■ **SOURCE RECORDS**

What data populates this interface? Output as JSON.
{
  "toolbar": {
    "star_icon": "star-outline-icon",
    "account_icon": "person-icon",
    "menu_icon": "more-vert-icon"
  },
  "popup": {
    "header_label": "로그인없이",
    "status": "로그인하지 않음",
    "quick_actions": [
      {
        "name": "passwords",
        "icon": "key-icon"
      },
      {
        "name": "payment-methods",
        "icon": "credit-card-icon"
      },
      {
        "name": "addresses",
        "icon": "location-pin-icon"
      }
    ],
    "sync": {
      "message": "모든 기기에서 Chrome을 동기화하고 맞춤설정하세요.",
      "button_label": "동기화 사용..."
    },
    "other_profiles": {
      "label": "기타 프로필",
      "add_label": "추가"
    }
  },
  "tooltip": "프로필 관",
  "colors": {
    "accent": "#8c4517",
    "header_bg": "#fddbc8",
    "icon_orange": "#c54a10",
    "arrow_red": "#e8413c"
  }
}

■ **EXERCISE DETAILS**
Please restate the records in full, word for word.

■ **PROBLEM SOLUTION**
What data populates this interface? Output as JSON.
{
  "toolbar": {
    "star_icon": "star-outline-icon",
    "account_icon": "person-icon",
    "menu_icon": "more-vert-icon"
  },
  "popup": {
    "header_label": "로그인없이",
    "status": "로그인하지 않음",
    "quick_actions": [
      {
        "name": "passwords",
        "icon": "key-icon"
      },
      {
        "name": "payment-methods",
        "icon": "credit-card-icon"
      },
      {
        "name": "addresses",
        "icon": "location-pin-icon"
      }
    ],
    "sync": {
      "message": "모든 기기에서 Chrome을 동기화하고 맞춤설정하세요.",
      "button_label": "동기화 사용..."
    },
    "other_profiles": {
      "label": "기타 프로필",
      "add_label": "추가"
    }
  },
  "tooltip": "프로필 관",
  "colors": {
    "accent": "#8c4517",
    "header_bg": "#fddbc8",
    "icon_orange": "#c54a10",
    "arrow_red": "#e8413c"
  }
}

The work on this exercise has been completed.